_SUPPLIED RECORDS:_
Segment Open

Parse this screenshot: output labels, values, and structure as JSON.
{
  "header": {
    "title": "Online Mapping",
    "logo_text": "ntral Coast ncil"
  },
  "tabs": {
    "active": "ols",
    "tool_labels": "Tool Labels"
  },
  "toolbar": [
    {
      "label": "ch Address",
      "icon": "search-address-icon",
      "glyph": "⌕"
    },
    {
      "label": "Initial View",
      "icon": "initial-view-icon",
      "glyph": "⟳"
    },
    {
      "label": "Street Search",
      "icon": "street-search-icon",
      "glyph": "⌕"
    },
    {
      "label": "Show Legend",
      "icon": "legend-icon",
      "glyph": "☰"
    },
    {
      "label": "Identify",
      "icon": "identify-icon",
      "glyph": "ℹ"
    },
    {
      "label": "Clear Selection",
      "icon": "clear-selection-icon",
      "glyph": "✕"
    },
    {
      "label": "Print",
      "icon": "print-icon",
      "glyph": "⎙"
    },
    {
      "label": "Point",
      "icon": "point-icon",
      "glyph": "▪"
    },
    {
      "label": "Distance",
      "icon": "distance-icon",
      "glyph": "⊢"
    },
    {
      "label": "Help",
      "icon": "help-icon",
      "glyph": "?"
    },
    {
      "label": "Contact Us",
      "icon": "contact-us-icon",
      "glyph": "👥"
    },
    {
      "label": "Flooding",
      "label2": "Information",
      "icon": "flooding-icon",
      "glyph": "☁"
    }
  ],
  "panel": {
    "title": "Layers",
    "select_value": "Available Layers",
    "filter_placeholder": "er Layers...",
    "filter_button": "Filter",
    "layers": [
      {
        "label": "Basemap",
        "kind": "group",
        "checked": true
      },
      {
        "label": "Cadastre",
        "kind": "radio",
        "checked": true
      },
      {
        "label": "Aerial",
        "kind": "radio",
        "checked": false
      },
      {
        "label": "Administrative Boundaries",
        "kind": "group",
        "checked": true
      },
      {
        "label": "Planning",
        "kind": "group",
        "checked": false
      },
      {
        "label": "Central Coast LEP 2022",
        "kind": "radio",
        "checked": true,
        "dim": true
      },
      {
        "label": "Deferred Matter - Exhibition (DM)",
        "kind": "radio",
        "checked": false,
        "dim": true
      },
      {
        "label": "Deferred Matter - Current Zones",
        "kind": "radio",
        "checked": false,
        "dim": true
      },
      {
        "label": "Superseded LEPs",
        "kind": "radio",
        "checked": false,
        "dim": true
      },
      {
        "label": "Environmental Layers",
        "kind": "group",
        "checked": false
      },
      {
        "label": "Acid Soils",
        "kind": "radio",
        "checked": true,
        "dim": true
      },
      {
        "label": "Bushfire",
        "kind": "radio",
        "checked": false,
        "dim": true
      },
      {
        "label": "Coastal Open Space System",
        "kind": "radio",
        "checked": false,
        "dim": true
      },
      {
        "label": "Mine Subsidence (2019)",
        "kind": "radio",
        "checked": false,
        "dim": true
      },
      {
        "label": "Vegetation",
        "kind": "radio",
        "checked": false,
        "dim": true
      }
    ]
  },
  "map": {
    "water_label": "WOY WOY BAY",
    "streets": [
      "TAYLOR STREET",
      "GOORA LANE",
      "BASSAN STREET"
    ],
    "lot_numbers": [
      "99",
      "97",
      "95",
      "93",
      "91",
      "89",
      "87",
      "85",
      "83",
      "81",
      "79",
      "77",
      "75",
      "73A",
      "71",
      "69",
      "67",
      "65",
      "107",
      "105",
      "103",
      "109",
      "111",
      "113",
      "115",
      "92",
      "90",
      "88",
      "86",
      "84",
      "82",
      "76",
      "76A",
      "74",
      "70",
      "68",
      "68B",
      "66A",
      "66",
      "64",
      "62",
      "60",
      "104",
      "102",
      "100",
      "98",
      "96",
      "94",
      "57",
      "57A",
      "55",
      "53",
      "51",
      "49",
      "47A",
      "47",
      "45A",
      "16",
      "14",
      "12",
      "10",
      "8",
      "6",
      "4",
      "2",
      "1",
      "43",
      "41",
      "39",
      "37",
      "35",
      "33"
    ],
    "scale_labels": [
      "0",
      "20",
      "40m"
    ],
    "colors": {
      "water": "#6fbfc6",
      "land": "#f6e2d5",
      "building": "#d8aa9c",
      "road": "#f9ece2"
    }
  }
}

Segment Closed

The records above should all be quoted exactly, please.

_WRITTEN SOLUTION:_
Parse this screenshot: output labels, values, and structure as JSON.
{
  "header": {
    "title": "Online Mapping",
    "logo_text": "ntral Coast ncil"
  },
  "tabs": {
    "active": "ols",
    "tool_labels": "Tool Labels"
  },
  "toolbar": [
    {
      "label": "ch Address",
      "icon": "search-address-icon",
      "glyph": "⌕"
    },
    {
      "label": "Initial View",
      "icon": "initial-view-icon",
      "glyph": "⟳"
    },
    {
      "label": "Street Search",
      "icon": "street-search-icon",
      "glyph": "⌕"
    },
    {
      "label": "Show Legend",
      "icon": "legend-icon",
      "glyph": "☰"
    },
    {
      "label": "Identify",
      "icon": "identify-icon",
      "glyph": "ℹ"
    },
    {
      "label": "Clear Selection",
      "icon": "clear-selection-icon",
      "glyph": "✕"
    },
    {
      "label": "Print",
      "icon": "print-icon",
      "glyph": "⎙"
    },
    {
      "label": "Point",
      "icon": "point-icon",
      "glyph": "▪"
    },
    {
      "label": "Distance",
      "icon": "distance-icon",
      "glyph": "⊢"
    },
    {
      "label": "Help",
      "icon": "help-icon",
      "glyph": "?"
    },
    {
      "label": "Contact Us",
      "icon": "contact-us-icon",
      "glyph": "👥"
    },
    {
      "label": "Flooding",
      "label2": "Information",
      "icon": "flooding-icon",
      "glyph": "☁"
    }
  ],
  "panel": {
    "title": "Layers",
    "select_value": "Available Layers",
    "filter_placeholder": "er Layers...",
    "filter_button": "Filter",
    "layers": [
      {
        "label": "Basemap",
        "kind": "group",
        "checked": true
      },
      {
        "label": "Cadastre",
        "kind": "radio",
        "checked": true
      },
      {
        "label": "Aerial",
        "kind": "radio",
        "checked": false
      },
      {
        "label": "Administrative Boundaries",
        "kind": "group",
        "checked": true
      },
      {
        "label": "Planning",
        "kind": "group",
        "checked": false
      },
      {
        "label": "Central Coast LEP 2022",
        "kind": "radio",
        "checked": true,
        "dim": true
      },
      {
        "label": "Deferred Matter - Exhibition (DM)",
        "kind": "radio",
        "checked": false,
        "dim": true
      },
      {
        "label": "Deferred Matter - Current Zones",
        "kind": "radio",
        "checked": false,
        "dim": true
      },
      {
        "label": "Superseded LEPs",
        "kind": "radio",
        "checked": false,
        "dim": true
      },
      {
        "label": "Environmental Layers",
        "kind": "group",
        "checked": false
      },
      {
        "label": "Acid Soils",
        "kind": "radio",
        "checked": true,
        "dim": true
      },
      {
        "label": "Bushfire",
        "kind": "radio",
        "checked": false,
        "dim": true
      },
      {
        "label": "Coastal Open Space System",
        "kind": "radio",
        "checked": false,
        "dim": true
      },
      {
        "label": "Mine Subsidence (2019)",
        "kind": "radio",
        "checked": false,
        "dim": true
      },
      {
        "label": "Vegetation",
        "kind": "radio",
        "checked": false,
        "dim": true
      }
    ]
  },
  "map": {
    "water_label": "WOY WOY BAY",
    "streets": [
      "TAYLOR STREET",
      "GOORA LANE",
      "BASSAN STREET"
    ],
    "lot_numbers": [
      "99",
      "97",
      "95",
      "93",
      "91",
      "89",
      "87",
      "85",
      "83",
      "81",
      "79",
      "77",
      "75",
      "73A",
      "71",
      "69",
      "67",
      "65",
      "107",
      "105",
      "103",
      "109",
      "111",
      "113",
      "115",
      "92",
      "90",
      "88",
      "86",
      "84",
      "82",
      "76",
      "76A",
      "74",
      "70",
      "68",
      "68B",
      "66A",
      "66",
      "64",
      "62",
      "60",
      "104",
      "102",
      "100",
      "98",
      "96",
      "94",
      "57",
      "57A",
      "55",
      "53",
      "51",
      "49",
      "47A",
      "47",
      "45A",
      "16",
      "14",
      "12",
      "10",
      "8",
      "6",
      "4",
      "2",
      "1",
      "43",
      "41",
      "39",
      "37",
      "35",
      "33"
    ],
    "scale_labels": [
      "0",
      "20",
      "40m"
    ],
    "colors": {
      "water": "#6fbfc6",
      "land": "#f6e2d5",
      "building": "#d8aa9c",
      "road": "#f9ece2"
    }
  }
}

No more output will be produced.